TASK DESCRIPTION = Copy out each line of the entries where the word "Output" is present.

DATA UNDER STUDY =
= = = = =

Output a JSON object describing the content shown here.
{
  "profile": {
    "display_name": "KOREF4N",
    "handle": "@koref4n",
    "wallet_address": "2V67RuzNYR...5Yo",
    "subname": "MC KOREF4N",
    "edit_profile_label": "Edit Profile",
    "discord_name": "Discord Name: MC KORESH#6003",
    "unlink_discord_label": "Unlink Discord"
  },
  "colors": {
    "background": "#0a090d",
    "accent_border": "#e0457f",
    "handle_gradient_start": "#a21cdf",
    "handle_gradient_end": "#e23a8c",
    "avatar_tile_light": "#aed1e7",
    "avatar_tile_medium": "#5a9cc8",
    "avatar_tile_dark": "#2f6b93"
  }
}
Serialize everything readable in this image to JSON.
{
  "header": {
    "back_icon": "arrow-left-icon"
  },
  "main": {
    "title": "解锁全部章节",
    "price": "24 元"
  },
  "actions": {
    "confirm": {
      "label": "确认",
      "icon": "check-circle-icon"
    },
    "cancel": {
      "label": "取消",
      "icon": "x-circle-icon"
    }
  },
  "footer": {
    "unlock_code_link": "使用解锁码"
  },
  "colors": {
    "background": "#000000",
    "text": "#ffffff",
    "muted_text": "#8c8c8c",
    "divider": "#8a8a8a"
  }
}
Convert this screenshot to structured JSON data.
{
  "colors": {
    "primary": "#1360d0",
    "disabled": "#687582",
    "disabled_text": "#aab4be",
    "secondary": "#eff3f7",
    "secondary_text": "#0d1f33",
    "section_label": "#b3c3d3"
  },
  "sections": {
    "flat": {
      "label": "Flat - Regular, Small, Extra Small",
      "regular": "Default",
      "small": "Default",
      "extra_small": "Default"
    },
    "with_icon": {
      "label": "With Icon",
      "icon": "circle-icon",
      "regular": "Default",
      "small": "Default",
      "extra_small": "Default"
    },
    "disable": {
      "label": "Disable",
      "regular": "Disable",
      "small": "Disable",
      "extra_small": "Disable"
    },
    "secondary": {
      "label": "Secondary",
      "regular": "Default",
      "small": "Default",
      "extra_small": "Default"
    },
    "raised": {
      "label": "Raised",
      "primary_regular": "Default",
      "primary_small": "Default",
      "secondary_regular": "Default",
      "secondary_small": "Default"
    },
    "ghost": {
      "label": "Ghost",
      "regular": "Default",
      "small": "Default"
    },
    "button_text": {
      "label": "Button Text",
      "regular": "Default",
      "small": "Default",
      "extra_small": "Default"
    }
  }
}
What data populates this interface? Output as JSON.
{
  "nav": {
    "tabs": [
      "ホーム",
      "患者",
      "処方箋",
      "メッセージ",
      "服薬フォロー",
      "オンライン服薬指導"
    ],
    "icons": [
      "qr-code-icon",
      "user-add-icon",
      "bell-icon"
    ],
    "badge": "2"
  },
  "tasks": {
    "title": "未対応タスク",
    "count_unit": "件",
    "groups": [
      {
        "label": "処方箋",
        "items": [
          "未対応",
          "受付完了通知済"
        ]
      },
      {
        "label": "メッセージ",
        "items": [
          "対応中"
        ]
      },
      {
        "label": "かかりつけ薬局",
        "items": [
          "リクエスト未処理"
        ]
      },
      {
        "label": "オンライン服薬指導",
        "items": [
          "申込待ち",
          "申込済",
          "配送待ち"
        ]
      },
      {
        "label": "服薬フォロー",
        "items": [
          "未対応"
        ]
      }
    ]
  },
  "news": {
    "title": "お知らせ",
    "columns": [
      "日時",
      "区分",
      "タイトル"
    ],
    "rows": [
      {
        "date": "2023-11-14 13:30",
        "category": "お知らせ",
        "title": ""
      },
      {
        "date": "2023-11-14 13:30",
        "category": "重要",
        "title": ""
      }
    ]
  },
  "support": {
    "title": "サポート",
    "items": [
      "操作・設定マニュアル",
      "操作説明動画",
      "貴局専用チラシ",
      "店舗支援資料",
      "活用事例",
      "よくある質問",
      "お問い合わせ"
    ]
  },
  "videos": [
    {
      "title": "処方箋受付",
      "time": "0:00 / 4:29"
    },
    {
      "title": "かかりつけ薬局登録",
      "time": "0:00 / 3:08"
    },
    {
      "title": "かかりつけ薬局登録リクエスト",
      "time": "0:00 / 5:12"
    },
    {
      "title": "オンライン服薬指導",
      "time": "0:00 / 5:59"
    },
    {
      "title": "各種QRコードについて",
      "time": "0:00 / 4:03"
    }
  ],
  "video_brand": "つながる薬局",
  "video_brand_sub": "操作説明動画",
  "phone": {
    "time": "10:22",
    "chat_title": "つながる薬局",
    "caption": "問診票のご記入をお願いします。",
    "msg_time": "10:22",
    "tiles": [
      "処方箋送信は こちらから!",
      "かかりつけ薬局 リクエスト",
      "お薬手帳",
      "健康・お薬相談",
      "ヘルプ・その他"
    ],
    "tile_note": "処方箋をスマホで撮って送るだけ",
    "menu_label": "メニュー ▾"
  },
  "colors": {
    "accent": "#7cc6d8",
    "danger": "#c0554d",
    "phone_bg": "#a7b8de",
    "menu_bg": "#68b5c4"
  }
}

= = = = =

ANSWER AREA =
Output a JSON object describing the content shown here.
What data populates this interface? Output as JSON.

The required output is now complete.